Required work ▸ Every record below is to be restated verbatim, though its images are not.

Data excerpts ▸
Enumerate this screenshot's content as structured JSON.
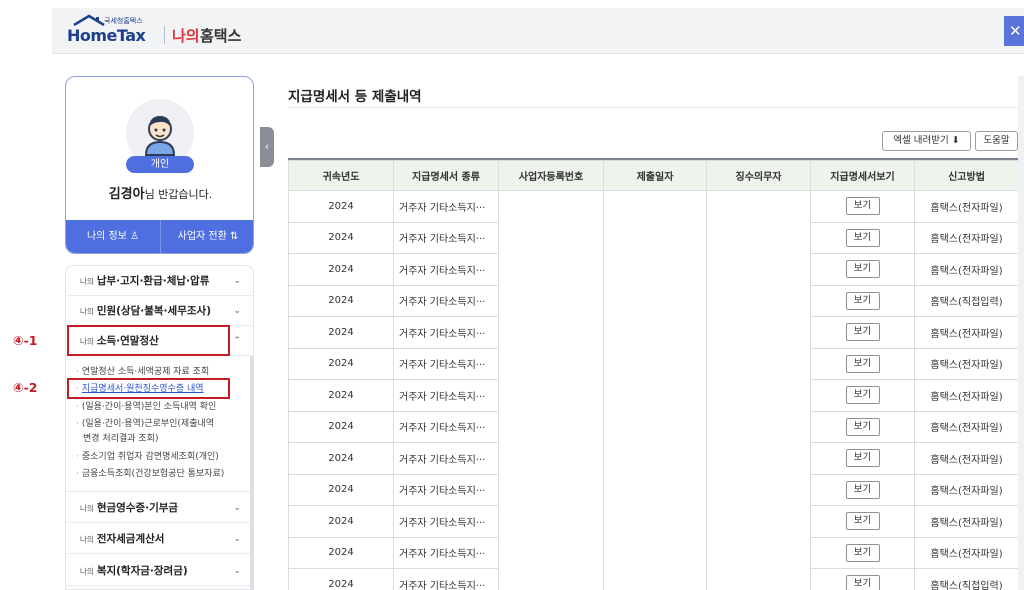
{
  "header": {
    "logo_small": "국세청홈택스",
    "logo_main": "HomeTax",
    "logo_my": "나의",
    "logo_hometax": "홈택스",
    "close_label": "✕"
  },
  "profile": {
    "role": "개인",
    "name": "김경아",
    "greeting_suffix": "님 반갑습니다.",
    "my_info": "나의 정보 ♙",
    "switch_business": "사업자 전환 ⇅"
  },
  "menu": {
    "items": [
      {
        "prefix": "나의",
        "label": "납부·고지·환급·체납·압류",
        "chevron": "⌄"
      },
      {
        "prefix": "나의",
        "label": "민원(상담·불복·세무조사)",
        "chevron": "⌄"
      },
      {
        "prefix": "나의",
        "label": "소득·연말정산",
        "chevron": "⌃"
      },
      {
        "prefix": "나의",
        "label": "현금영수증·기부금",
        "chevron": "⌄"
      },
      {
        "prefix": "나의",
        "label": "전자세금계산서",
        "chevron": "⌄"
      },
      {
        "prefix": "나의",
        "label": "복지(학자금·장려금)",
        "chevron": "⌄"
      }
    ],
    "sub_items": [
      "연말정산 소득·세액공제 자료 조회",
      "지급명세서·원천징수영수증 내역",
      "(일용·간이·용역)본인 소득내역 확인",
      "(일용·간이·용역)근로부인(제출내역",
      "변경 처리결과 조회)",
      "중소기업 취업자 감면명세조회(개인)",
      "금융소득조회(건강보험공단 통보자료)"
    ],
    "step_labels": [
      "④-1",
      "④-2"
    ],
    "collapse_icon": "‹"
  },
  "main": {
    "title": "지급명세서 등 제출내역",
    "excel_button": "엑셀 내려받기 ⬇",
    "help_button": "도움말",
    "columns": [
      "귀속년도",
      "지급명세서 종류",
      "사업자등록번호",
      "제출일자",
      "징수의무자",
      "지급명세서보기",
      "신고방법"
    ],
    "view_label": "보기",
    "rows": [
      {
        "year": "2024",
        "type": "거주자 기타소득지···",
        "method": "홈택스(전자파일)"
      },
      {
        "year": "2024",
        "type": "거주자 기타소득지···",
        "method": "홈택스(전자파일)"
      },
      {
        "year": "2024",
        "type": "거주자 기타소득지···",
        "method": "홈택스(전자파일)"
      },
      {
        "year": "2024",
        "type": "거주자 기타소득지···",
        "method": "홈택스(직접입력)"
      },
      {
        "year": "2024",
        "type": "거주자 기타소득지···",
        "method": "홈택스(전자파일)"
      },
      {
        "year": "2024",
        "type": "거주자 기타소득지···",
        "method": "홈택스(전자파일)"
      },
      {
        "year": "2024",
        "type": "거주자 기타소득지···",
        "method": "홈택스(전자파일)"
      },
      {
        "year": "2024",
        "type": "거주자 기타소득지···",
        "method": "홈택스(전자파일)"
      },
      {
        "year": "2024",
        "type": "거주자 기타소득지···",
        "method": "홈택스(전자파일)"
      },
      {
        "year": "2024",
        "type": "거주자 기타소득지···",
        "method": "홈택스(전자파일)"
      },
      {
        "year": "2024",
        "type": "거주자 기타소득지···",
        "method": "홈택스(전자파일)"
      },
      {
        "year": "2024",
        "type": "거주자 기타소득지···",
        "method": "홈택스(전자파일)"
      },
      {
        "year": "2024",
        "type": "거주자 기타소득지···",
        "method": "홈택스(직접입력)"
      }
    ]
  }
}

Exercise output ▸
Enumerate this screenshot's content as structured JSON.
{
  "header": {
    "logo_small": "국세청홈택스",
    "logo_main": "HomeTax",
    "logo_my": "나의",
    "logo_hometax": "홈택스",
    "close_label": "✕"
  },
  "profile": {
    "role": "개인",
    "name": "김경아",
    "greeting_suffix": "님 반갑습니다.",
    "my_info": "나의 정보 ♙",
    "switch_business": "사업자 전환 ⇅"
  },
  "menu": {
    "items": [
      {
        "prefix": "나의",
        "label": "납부·고지·환급·체납·압류",
        "chevron": "⌄"
      },
      {
        "prefix": "나의",
        "label": "민원(상담·불복·세무조사)",
        "chevron": "⌄"
      },
      {
        "prefix": "나의",
        "label": "소득·연말정산",
        "chevron": "⌃"
      },
      {
        "prefix": "나의",
        "label": "현금영수증·기부금",
        "chevron": "⌄"
      },
      {
        "prefix": "나의",
        "label": "전자세금계산서",
        "chevron": "⌄"
      },
      {
        "prefix": "나의",
        "label": "복지(학자금·장려금)",
        "chevron": "⌄"
      }
    ],
    "sub_items": [
      "연말정산 소득·세액공제 자료 조회",
      "지급명세서·원천징수영수증 내역",
      "(일용·간이·용역)본인 소득내역 확인",
      "(일용·간이·용역)근로부인(제출내역",
      "변경 처리결과 조회)",
      "중소기업 취업자 감면명세조회(개인)",
      "금융소득조회(건강보험공단 통보자료)"
    ],
    "step_labels": [
      "④-1",
      "④-2"
    ],
    "collapse_icon": "‹"
  },
  "main": {
    "title": "지급명세서 등 제출내역",
    "excel_button": "엑셀 내려받기 ⬇",
    "help_button": "도움말",
    "columns": [
      "귀속년도",
      "지급명세서 종류",
      "사업자등록번호",
      "제출일자",
      "징수의무자",
      "지급명세서보기",
      "신고방법"
    ],
    "view_label": "보기",
    "rows": [
      {
        "year": "2024",
        "type": "거주자 기타소득지···",
        "method": "홈택스(전자파일)"
      },
      {
        "year": "2024",
        "type": "거주자 기타소득지···",
        "method": "홈택스(전자파일)"
      },
      {
        "year": "2024",
        "type": "거주자 기타소득지···",
        "method": "홈택스(전자파일)"
      },
      {
        "year": "2024",
        "type": "거주자 기타소득지···",
        "method": "홈택스(직접입력)"
      },
      {
        "year": "2024",
        "type": "거주자 기타소득지···",
        "method": "홈택스(전자파일)"
      },
      {
        "year": "2024",
        "type": "거주자 기타소득지···",
        "method": "홈택스(전자파일)"
      },
      {
        "year": "2024",
        "type": "거주자 기타소득지···",
        "method": "홈택스(전자파일)"
      },
      {
        "year": "2024",
        "type": "거주자 기타소득지···",
        "method": "홈택스(전자파일)"
      },
      {
        "year": "2024",
        "type": "거주자 기타소득지···",
        "method": "홈택스(전자파일)"
      },
      {
        "year": "2024",
        "type": "거주자 기타소득지···",
        "method": "홈택스(전자파일)"
      },
      {
        "year": "2024",
        "type": "거주자 기타소득지···",
        "method": "홈택스(전자파일)"
      },
      {
        "year": "2024",
        "type": "거주자 기타소득지···",
        "method": "홈택스(전자파일)"
      },
      {
        "year": "2024",
        "type": "거주자 기타소득지···",
        "method": "홈택스(직접입력)"
      }
    ]
  }
}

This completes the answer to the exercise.